Written By: Kareena C.
Edited by: R.A.C.
A while back someone suggested that I watch a documentary on Netflix called Little White Lie, directed by Lacey Schwartz and James Adolphus. It sounded pretty interesting so I took the time one afternoon to watch it. The documentary, is about filmmaker Lacey Schwartz unraveling her family’s secret and discovering her heritage in the process. In the film, Lacey describes how it was growing up in a white household but always feeling different and out of place with her darker skin and thicker hair. She highlights the trials and tribulations she faced growing up, confronts the truth about who she really is, and how she finally came to accept herself.
In the past, my thought process was that people who were biracial had a much easier time being accepted into society. However, once I started speaking with more people who identify as biracial, my thought process has changed.
Complex emotions and issues, such as feeling out of place in your surroundings, can be a constant battle when you’re biracial. Sometimes this can create an identity crisis, or that feeling of never really fitting in with any one group. For example, one may experience conjecture from the black community when you’re not “all” black because the perception is, there is an “invisible backpack of privileges” attached to your appearance. Another issue could be that your blackness goes unacknowledged in the white community because it may cause uneasiness if the topic was brought up about your black background. When you feel like you don’t belong to one group of people, you struggle to find out where you do belong, as manifested in the documentary. Nonetheless, no one should ever be considered “half” of a person when they’re whole.
We all want to be accepted and acknowledged. We seek acceptance from our parents, teachers, our peers and the people with whom we are intimate. Though, the person we want acceptance from the most is ourself.
Self-acceptance is very gratifying, yet we don’t often realize this fact until much later in life. This is usually after we’ve struggled with trying to get everyone else to accept us. Being able to identify your most authentic self, can be very valuable and easily achieved with a little introspection and a bit of self-discovery. This journey can be an interesting and beautiful one. I urge everyone to try it!

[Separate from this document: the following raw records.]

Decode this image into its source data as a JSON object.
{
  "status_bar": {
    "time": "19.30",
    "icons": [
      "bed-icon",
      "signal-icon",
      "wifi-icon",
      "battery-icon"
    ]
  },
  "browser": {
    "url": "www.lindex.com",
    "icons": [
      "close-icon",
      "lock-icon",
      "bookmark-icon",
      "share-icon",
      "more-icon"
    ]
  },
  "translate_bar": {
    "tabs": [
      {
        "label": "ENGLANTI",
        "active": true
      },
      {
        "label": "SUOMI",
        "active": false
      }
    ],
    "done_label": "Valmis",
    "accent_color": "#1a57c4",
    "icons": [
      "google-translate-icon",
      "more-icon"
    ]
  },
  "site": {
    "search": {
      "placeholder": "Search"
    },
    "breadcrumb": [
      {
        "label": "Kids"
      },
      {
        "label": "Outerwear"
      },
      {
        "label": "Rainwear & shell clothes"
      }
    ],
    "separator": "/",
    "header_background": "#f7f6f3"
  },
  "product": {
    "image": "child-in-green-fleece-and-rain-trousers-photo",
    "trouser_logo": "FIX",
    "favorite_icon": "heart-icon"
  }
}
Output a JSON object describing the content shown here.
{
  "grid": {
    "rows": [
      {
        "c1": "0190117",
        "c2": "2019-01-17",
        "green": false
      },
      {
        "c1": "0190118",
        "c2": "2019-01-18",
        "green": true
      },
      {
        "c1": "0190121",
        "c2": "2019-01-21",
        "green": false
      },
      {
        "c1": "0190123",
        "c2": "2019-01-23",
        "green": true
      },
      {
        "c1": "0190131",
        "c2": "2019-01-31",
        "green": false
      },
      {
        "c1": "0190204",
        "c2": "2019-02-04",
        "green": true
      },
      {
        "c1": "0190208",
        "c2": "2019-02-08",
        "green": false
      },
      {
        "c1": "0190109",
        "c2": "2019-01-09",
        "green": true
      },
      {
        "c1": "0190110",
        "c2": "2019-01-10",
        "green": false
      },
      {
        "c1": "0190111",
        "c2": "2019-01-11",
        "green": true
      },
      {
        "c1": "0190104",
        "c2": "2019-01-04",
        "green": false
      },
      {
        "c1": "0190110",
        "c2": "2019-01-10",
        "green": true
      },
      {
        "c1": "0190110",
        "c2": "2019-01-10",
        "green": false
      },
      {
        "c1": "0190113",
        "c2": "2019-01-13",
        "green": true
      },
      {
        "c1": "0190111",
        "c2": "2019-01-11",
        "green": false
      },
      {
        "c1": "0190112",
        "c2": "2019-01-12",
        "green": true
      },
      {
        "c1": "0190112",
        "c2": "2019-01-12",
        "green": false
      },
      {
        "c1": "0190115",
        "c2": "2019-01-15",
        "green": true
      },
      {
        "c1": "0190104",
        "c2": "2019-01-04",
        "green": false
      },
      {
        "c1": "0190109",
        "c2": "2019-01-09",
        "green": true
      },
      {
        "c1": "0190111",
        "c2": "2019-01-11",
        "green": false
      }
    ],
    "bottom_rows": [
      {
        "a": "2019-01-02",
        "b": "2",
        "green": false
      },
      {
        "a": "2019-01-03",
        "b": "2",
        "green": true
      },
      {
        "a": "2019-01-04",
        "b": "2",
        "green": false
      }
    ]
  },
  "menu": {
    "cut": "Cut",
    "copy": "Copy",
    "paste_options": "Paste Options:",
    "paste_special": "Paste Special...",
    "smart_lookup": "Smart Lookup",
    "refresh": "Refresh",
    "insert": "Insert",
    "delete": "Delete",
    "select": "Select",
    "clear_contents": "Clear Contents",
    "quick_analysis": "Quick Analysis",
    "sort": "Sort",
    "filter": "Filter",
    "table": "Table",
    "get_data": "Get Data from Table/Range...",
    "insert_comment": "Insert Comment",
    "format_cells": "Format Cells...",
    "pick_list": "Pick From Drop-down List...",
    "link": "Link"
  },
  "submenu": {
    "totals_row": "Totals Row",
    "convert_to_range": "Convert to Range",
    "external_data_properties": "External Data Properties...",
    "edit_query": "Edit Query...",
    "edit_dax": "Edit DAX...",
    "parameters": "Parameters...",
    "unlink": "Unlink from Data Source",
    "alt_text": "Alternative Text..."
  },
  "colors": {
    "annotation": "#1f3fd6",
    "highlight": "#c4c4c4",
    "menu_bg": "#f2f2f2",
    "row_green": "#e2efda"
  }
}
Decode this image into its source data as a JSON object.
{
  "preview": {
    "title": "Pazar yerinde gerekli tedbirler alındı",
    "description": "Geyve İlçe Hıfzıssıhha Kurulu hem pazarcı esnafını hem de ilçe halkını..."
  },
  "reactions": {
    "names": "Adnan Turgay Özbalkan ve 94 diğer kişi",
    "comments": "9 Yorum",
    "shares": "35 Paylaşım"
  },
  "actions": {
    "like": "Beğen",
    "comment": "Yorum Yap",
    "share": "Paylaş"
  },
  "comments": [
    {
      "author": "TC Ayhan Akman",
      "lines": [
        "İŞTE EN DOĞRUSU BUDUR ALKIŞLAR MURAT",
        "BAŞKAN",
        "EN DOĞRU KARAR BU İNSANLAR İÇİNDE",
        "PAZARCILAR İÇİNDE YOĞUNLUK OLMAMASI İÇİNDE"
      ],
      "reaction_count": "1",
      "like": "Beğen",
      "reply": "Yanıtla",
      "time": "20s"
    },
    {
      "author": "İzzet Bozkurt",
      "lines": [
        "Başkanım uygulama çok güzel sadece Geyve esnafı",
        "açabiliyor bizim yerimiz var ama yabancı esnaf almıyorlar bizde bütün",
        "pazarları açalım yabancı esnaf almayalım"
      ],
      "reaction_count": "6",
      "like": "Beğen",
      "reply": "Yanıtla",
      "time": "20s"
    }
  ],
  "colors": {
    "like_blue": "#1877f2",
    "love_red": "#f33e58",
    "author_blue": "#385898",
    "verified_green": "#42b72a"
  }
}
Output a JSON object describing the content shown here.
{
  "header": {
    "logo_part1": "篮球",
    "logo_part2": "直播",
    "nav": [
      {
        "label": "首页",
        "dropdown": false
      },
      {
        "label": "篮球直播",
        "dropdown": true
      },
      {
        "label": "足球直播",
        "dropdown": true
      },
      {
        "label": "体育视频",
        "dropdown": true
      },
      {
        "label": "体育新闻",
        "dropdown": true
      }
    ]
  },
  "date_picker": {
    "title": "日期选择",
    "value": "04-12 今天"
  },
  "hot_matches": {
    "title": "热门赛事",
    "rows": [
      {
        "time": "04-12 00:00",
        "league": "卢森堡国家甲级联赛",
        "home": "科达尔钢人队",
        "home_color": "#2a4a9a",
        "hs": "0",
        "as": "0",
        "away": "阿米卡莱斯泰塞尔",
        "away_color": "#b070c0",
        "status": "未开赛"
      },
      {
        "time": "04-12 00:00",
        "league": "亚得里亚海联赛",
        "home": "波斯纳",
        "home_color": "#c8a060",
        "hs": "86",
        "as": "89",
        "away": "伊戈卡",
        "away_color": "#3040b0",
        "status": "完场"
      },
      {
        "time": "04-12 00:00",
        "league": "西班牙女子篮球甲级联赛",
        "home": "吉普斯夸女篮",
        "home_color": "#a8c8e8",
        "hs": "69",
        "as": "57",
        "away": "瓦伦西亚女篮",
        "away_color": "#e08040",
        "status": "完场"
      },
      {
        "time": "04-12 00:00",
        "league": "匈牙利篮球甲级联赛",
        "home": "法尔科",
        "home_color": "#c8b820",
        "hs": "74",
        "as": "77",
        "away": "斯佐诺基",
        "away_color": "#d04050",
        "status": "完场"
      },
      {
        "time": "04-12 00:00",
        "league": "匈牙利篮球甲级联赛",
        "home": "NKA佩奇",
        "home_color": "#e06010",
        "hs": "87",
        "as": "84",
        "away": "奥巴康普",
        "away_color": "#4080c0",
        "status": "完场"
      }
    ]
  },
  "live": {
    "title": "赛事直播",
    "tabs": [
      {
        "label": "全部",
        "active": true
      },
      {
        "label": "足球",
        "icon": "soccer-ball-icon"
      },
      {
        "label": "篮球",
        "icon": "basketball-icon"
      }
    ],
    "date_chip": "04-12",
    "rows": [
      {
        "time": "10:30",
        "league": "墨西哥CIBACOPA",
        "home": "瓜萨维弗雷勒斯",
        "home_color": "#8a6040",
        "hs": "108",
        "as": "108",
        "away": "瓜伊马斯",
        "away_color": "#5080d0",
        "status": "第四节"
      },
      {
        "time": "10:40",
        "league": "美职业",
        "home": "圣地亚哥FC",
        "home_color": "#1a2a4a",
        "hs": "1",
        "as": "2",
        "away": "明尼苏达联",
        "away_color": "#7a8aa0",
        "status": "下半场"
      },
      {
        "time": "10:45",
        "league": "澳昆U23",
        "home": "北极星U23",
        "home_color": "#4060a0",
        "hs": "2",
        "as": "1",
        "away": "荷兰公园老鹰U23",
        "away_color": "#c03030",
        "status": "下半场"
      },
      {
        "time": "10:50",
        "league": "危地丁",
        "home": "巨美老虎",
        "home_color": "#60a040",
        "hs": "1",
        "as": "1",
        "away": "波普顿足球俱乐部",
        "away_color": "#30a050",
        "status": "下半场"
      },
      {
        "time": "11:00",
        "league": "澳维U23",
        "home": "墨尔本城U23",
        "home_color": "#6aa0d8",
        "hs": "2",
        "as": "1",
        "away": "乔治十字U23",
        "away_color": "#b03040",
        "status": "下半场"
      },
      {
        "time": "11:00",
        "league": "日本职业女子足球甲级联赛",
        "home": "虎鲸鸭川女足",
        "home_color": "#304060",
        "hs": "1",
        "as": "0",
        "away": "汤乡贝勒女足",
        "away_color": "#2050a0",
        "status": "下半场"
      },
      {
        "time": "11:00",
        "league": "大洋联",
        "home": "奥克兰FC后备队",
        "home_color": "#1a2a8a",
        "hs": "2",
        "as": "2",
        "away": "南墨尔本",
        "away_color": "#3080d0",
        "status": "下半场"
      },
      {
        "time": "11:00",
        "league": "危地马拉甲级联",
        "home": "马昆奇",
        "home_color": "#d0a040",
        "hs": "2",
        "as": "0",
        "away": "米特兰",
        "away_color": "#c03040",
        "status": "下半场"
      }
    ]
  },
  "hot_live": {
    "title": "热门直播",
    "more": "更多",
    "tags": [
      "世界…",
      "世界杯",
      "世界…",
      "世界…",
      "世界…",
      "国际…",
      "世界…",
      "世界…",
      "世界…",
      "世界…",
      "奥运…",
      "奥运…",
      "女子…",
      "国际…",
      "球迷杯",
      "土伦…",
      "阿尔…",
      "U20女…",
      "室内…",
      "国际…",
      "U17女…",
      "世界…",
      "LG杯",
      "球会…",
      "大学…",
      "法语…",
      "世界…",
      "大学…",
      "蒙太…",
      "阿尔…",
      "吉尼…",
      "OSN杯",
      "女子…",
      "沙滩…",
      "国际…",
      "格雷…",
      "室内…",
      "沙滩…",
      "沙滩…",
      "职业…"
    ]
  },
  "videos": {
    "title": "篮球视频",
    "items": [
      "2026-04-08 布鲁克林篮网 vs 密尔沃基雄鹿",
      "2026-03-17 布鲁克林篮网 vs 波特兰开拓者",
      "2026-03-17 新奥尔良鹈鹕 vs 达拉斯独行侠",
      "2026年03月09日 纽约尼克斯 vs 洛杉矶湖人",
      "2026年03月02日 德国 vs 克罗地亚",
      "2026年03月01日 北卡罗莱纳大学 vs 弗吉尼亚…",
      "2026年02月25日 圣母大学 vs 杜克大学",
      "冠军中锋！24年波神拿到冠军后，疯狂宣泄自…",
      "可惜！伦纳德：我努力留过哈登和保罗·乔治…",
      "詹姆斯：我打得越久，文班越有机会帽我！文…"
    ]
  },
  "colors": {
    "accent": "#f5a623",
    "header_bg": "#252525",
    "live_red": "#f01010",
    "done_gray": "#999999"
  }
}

When I asked beautiful Chloe and her best friend, Josie to be interviewed and photographed for my pictorial documentary, I didn’t expect some of the answers from Chloe that follow below. Since it was the day before they both went off to college, it seemed fitting that the theme of our photoshoot be about just that. Life University set the backdrop for this event. Ultimately, college is where our young women and men are encouraged to become more self-aware. That’s where Lacey learned to love and accept herself for who she is.
Self-awareness and thinking differently is what will shape our future for a better tomorrow.
How old are you and what is your biggest goal? I’m 19 years old, a student at GSU, and my biggest goal would probably be to become bilingual, and to be able to completely support myself on my own and be comfortable with who I am and why I am that way.
What has your natural hair journey been like? My hair journey has been a long one – my hair has been natural since I was born, so my mom tried every product under the sun to see what would work with my hair. I didn’t really find good products and a process that worked well for my hair until I started doing it myself, when I was about 12 years old.
I had a bit of a love/hate relationship with my hair, but as I grow I love it more and more.
When I was little I kept it in a ponytail and didn’t think my hair was pretty. I was like that for a while, which was hard sometimes.
I didn’t think my hair was pretty because I didn’t really grow up with other girls who had hair like me. I was raised in an all white family, and most of my friends were white too. The black friends I did have mostly kept their hair relaxed or in protective styles – no one just wore it out like me.
Growing up the way I did, I always felt out of place because my blackness and my hair were either acknowledged in a way that didn’t make me feel good, or they weren’t acknowledged at all and were ignored.
None of the people I looked up to, like my favorite singers or actors, looked like me or had hair that was similar to mine. So, I didn’t really have anyone that made me feel like my hair was pretty and that I wasn’t alone.
But, I remember the day I first felt sexy and beautiful with my curls; I was on the beach, playing in the ocean with some friends, and my hair was down and my skin was glowing – for some reason I just felt so great!
I love my hair now, even though it’s pretty temperamental…sometimes I still go for my quick and easy ponytail if my hair isn’t cooperating.
What’s your go to style? My go-to style is a twist out – they work really well with my hair type and I love the curl pattern they give me!
What’s your least favorite compliment or things you wish people would stop saying? I wish people would never say “How did you get your hair like that?”, “You have Good Hair” or “Is that your real hair?” because it implies that I can’t just have hair that is different than the hair that whoever is asking has. Thinking that my hair is pin straight and “normal” until I “do something to it” is uncomfortable and makes me feel like my hair is something weird and unusual…or one of my least favorite words, “exotic” (yuck!)
If You were a natural hair super hero what would your name be? Twisted Honey – watch out for my twist out!